Dr. Deb’s Mental Health Vitamin: Effective parenting
By Dr. Deb Wade
GCU Vice President, Counseling and Psychological Services
Parents, like many things in life, come in all shapes, sizes and colors! And I believe the axiom is true that parenting is the most rewarding and yet also the most challenging job you will ever have.
Like most everything else in life, there are exemplary parenting practices that are worthy of a lifetime achievement award with accompanying trophy, and there are also those parenting practices that are not-so-healthy and are grist for the comic pages of your Sunday newspaper. Let’s take a “tongue-in-cheek” sampling …
- The “Helicopter” Parent! We’ve all seen this type of parent – s/he hovers, smothers and is seemingly always looming over the child and his/her friends, activities and choices. These are the parents that believe being omnipresent is healthy and also believe they must orchestrate and oversee everything for their young children all the way to their high school or college-age students. These parents take an overprotective and/or excessive interest in the lives of their children. Sadly, the product of this type of parenting can be an overindulged child who lacks decision-making abilities and strong coping mechanisms because the mother or father “swooped” in at any sign of challenge or discomfort.
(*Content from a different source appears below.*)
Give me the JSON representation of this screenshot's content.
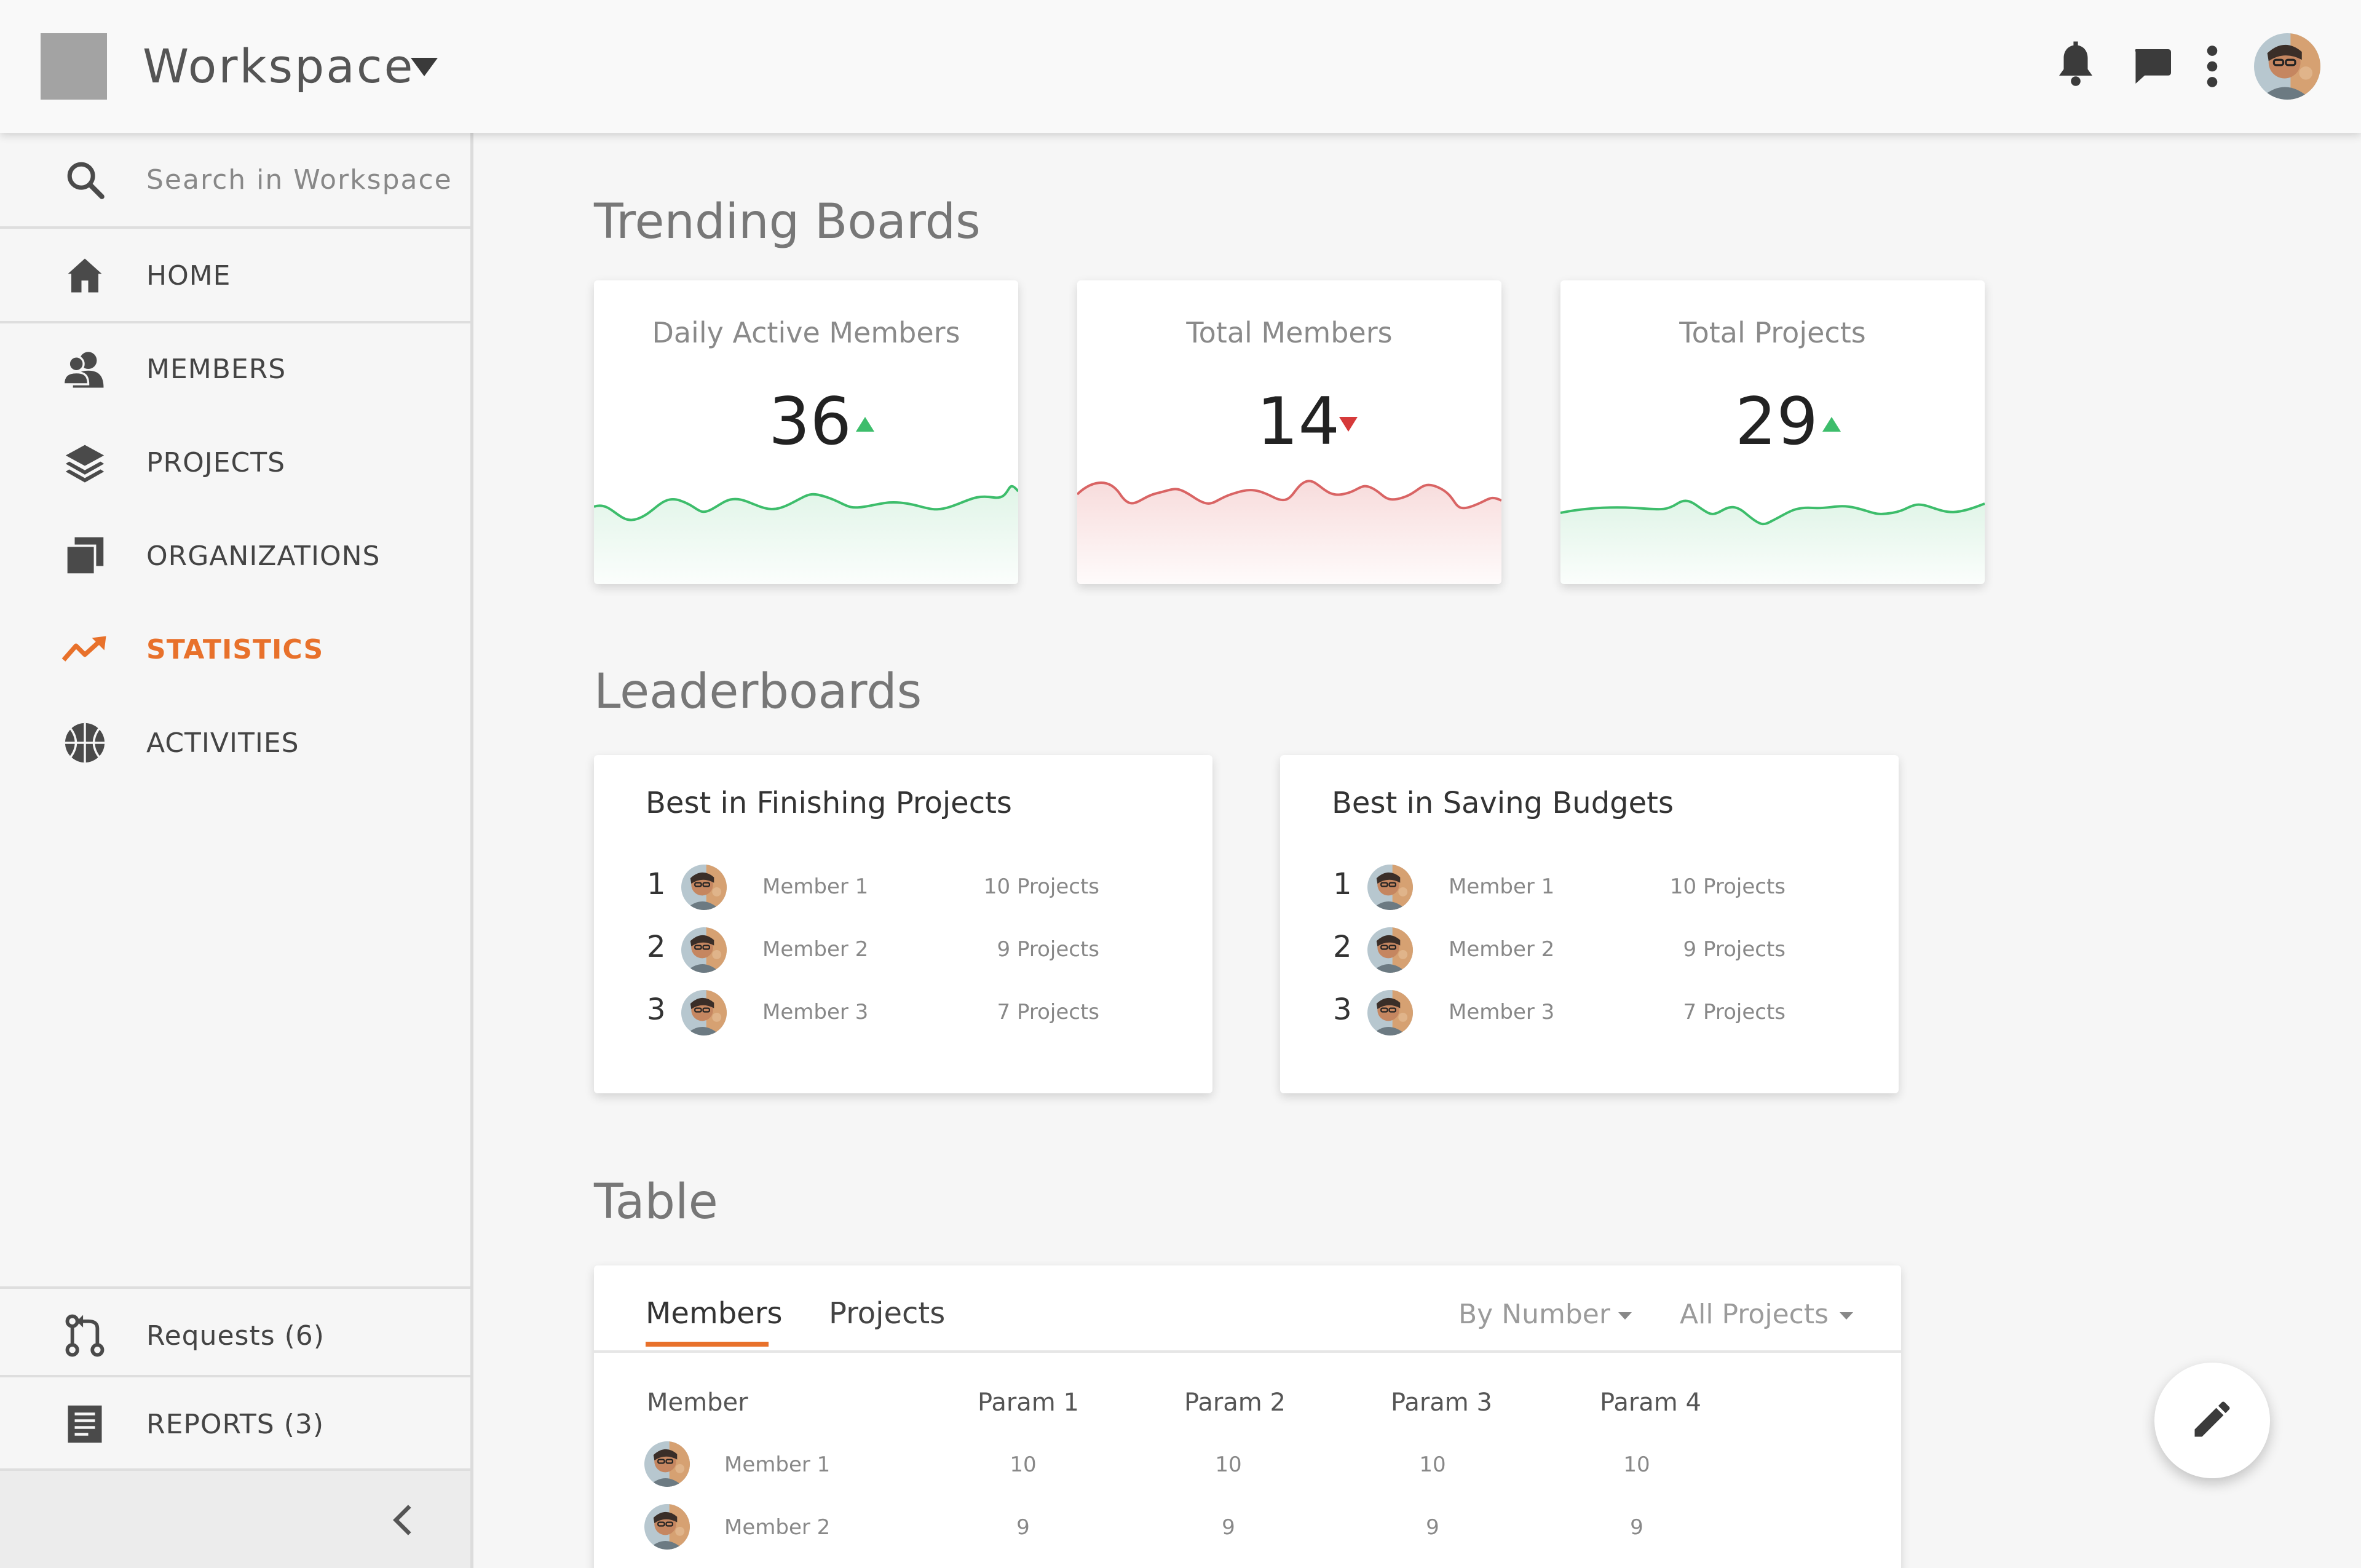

- The “Bulldozer” Parent! Closely related to the helicopter is the “bulldozer” parent, who is willing to drop everything to fulfill their child’s wants and demands, no matter how large or small. What these bulldozers don’t see is that though they don’t want to see their child struggle, the “rescuing and fixing of problems” could produce a child who does not have healthy problem-solving abilities of his/her own! This parent routinely forges ahead before their child, removing all obstacles and ensuring success at every turn. While this parent is well-intentioned and means to “protect” the child from short-term harm by getting rid of difficult, heartbreaking or hurtful “boulders” in their child’s “road,” this could ultimately result in a psychologically fragile child who is fearful, tries to avoid failure and who most likely has never learned coping strategies. Tough experiences ahead, therefore, could overwhelm this youngster who will most likely also have poor resilience.
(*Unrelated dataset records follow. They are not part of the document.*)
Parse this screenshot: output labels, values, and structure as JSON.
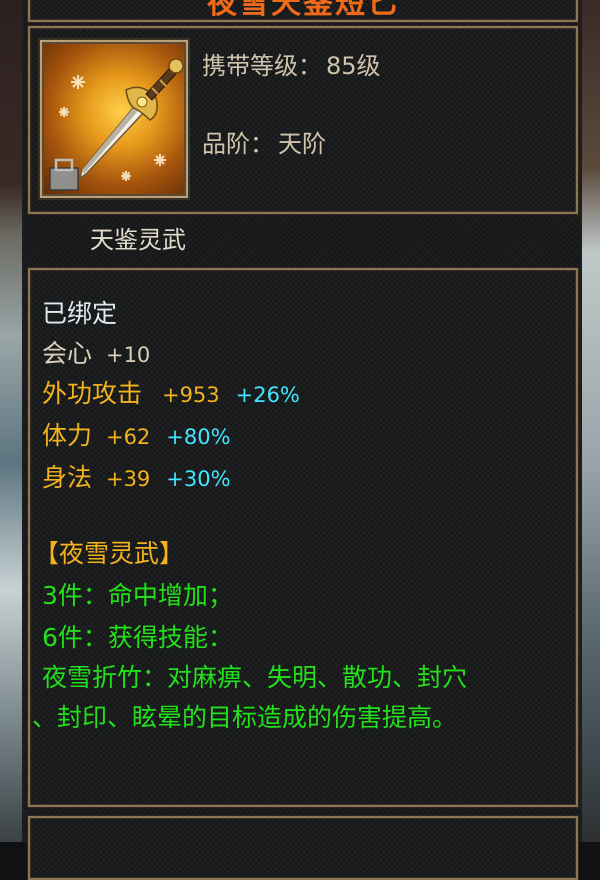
{
  "tooltip": {
    "title": "夜雪天鉴短匕",
    "item_icon": "golden-dagger-icon",
    "level_label": "携带等级：",
    "level_value": "85级",
    "grade_label": "品阶：",
    "grade_value": "天阶",
    "item_name": "天鉴灵武",
    "bind_status": "已绑定",
    "stats": [
      {
        "name": "会心",
        "value": "+10",
        "bonus": ""
      },
      {
        "name": "外功攻击",
        "value": "+953",
        "bonus": "+26%"
      },
      {
        "name": "体力",
        "value": "+62",
        "bonus": "+80%"
      },
      {
        "name": "身法",
        "value": "+39",
        "bonus": "+30%"
      }
    ],
    "set_name": "【夜雪灵武】",
    "set_bonus_3": "3件：命中增加；",
    "set_bonus_6": "6件：获得技能：",
    "skill_line_1": "夜雪折竹：对麻痹、失明、散功、封穴",
    "skill_line_2": "、封印、眩晕的目标造成的伤害提高。"
  },
  "colors": {
    "title": "#f06a1a",
    "frame_border": "#8a7554",
    "stat_name_orange": "#f4b21c",
    "bonus_cyan": "#40e6ff",
    "set_green": "#22e01a",
    "bind_white": "#dfeaf0"
  }
}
- The “Drill Sergeant” Parent! This parent tends to “bark” orders and dictates all choices. Sadly, though, the child has little room to make wants and desires known because … “What’s the point? Mom or Dad will tell me what I need anyway.” Oh, these drill sergeants love their children, too, but they feel the more they shout and control, the better their kids will be in the long run. The drill sergeant’s message is, “You are not really able to think for yourself, so I’ll do it for you.” But kids of drill sergeant parents who were never given the opportunity to think for themselves quite often make horrendous decisions when finally given the opportunity. Makes sense, doesn’t it? These children never experienced having to make decisions for themselves.
- The “Social Butterfly” Parent! These parents are also well-intentioned – they want their child to be popular, to fit in, to have the right clothes and to follow the right trends. To accomplish this, the parent is quite busy making connections for their child – it’s very important to them that the child is on the “right team,” in the “right dance class,” has the “right tutor,” and by all means, “has the trendiest of birthday parties, to boot.” However, though the child is busy fulfilling the dreams of the parent, the child never fully develops his/her own discernment, knows his/her own heart and desires, develops his/her own dreams … and sadly, seems to base friendships on status. Ultimately, this child can find him/herself making choices based on how the situation “looks” rather than on the merit of the situation.
Yes, parenting is one of the most difficult yet one of most rewarding responsibilities anyone could have. AND the good news is that though there are a lot of “don’ts” in parenting, there are also a lot of “do’s”! If we “DO” our job correctly, and we raise children …
- who know their value,
- who have self-discipline and self-control,
- who have clear spiritual, moral and behavioral codes of honor,
- who exhibit respect for others regardless of differences, and …
- who have the tools to manage and navigate the path in front of them,
… we will – one day – also be … “Empty Nest” Parents!
Then, we can have a ringside seat watching our children navigate their world and develop into loving, honoring, caring adults, knowing we had a hand in shaping them. How fun will that be!